TOKYO — Japanese industrial giant Hitachi is developing a system using quasi-quantum computing technology to automate and optimize train operations, Nikkei has learned.
Hitachi tested the system and created crew schedules in only 30 minutes — a process that normally takes several days.
Japan lags behind the U.S. and China in the practical application of quantum technology. Hitachi’s move to use the technology in the transportation sector could speed its adoption across Japan.
Hitachi will use its quasi-quantum computer — termed “complementary metal oxide semiconductor annealing,” or CMOS annealing — to create a train operation plan. It initially developed a system to schedule crews based on a single train line, factoring in other conditions such as breaks and day-offs after overnight work.
In a practical experiment with a train company operating 440 trains daily, Hitachi’s system calculated optimal personnel deployment out of 10 million combinations, taking only 30 minutes to perform the task.
Besides optimizing operations with current staff, the system may also be able to reduce the personnel needed to operate trains by 15%.
Hitachi hopes to market the system as early as fiscal 2022 and is targeting transportation providers both in Japan and overseas.

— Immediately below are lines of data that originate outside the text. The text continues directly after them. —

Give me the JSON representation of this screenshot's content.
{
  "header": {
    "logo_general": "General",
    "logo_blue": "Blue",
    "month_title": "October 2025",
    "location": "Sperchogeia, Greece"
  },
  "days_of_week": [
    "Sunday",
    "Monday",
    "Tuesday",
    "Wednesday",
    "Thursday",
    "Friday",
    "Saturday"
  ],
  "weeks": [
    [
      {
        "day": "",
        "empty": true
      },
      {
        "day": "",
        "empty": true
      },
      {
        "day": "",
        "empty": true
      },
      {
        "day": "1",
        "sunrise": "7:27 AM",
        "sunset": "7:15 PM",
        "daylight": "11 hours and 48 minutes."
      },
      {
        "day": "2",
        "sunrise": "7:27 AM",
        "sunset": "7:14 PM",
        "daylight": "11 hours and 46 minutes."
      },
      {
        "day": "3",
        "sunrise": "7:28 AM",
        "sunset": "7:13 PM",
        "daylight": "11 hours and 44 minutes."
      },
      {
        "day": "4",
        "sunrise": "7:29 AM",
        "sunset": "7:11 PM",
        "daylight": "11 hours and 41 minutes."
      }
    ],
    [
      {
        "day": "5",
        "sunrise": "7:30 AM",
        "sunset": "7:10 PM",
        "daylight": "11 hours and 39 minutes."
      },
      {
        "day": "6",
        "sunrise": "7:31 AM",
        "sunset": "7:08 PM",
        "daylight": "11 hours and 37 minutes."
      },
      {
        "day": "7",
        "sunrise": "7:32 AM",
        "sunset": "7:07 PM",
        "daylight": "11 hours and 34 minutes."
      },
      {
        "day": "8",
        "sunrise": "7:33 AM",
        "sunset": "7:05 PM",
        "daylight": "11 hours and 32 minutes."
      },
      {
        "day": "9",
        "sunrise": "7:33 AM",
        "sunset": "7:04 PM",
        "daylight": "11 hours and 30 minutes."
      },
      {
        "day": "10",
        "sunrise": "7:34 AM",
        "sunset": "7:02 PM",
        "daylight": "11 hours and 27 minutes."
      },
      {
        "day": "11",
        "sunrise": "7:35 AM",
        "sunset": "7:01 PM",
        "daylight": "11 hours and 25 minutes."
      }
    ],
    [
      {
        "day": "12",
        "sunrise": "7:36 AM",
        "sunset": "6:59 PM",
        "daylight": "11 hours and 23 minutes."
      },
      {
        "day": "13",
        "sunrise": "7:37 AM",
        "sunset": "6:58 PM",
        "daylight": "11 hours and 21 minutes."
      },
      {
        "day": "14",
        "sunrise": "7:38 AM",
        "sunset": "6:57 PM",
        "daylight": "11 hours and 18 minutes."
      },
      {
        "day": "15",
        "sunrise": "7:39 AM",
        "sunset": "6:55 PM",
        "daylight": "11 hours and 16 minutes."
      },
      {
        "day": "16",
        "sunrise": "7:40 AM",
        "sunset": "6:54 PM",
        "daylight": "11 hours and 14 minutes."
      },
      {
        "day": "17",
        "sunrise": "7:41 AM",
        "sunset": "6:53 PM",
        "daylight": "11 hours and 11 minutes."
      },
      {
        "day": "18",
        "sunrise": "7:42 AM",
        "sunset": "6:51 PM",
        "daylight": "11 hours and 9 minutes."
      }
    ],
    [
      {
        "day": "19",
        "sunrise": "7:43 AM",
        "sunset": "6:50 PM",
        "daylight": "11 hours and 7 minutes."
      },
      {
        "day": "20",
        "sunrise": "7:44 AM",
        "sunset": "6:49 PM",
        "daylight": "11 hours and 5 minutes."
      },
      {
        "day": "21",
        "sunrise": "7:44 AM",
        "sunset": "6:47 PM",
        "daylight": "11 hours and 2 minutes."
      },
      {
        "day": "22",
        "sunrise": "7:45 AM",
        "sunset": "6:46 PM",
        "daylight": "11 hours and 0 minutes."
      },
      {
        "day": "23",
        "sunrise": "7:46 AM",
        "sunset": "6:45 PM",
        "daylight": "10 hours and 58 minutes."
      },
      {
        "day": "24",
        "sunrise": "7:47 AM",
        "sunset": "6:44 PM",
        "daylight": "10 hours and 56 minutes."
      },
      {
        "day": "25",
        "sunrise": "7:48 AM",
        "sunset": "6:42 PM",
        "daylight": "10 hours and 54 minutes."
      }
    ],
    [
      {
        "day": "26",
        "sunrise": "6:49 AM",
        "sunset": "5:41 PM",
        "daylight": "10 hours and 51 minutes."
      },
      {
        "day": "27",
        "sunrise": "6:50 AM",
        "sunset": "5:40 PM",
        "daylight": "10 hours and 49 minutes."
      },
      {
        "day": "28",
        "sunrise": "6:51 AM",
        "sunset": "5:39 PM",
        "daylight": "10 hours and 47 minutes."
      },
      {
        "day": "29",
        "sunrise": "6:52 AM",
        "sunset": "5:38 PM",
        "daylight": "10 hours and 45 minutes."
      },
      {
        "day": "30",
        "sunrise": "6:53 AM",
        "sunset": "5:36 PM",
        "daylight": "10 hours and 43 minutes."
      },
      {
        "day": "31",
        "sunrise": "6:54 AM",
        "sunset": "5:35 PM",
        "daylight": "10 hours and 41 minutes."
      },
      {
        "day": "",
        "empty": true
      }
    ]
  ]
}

Calculating crew assignments in transportation has long been considered difficult to automate with existing binary system-based computers. But Hitachi has automated the process by applying “quantum annealing,” a process that calculates a vast number of variables to finds the optimal combination.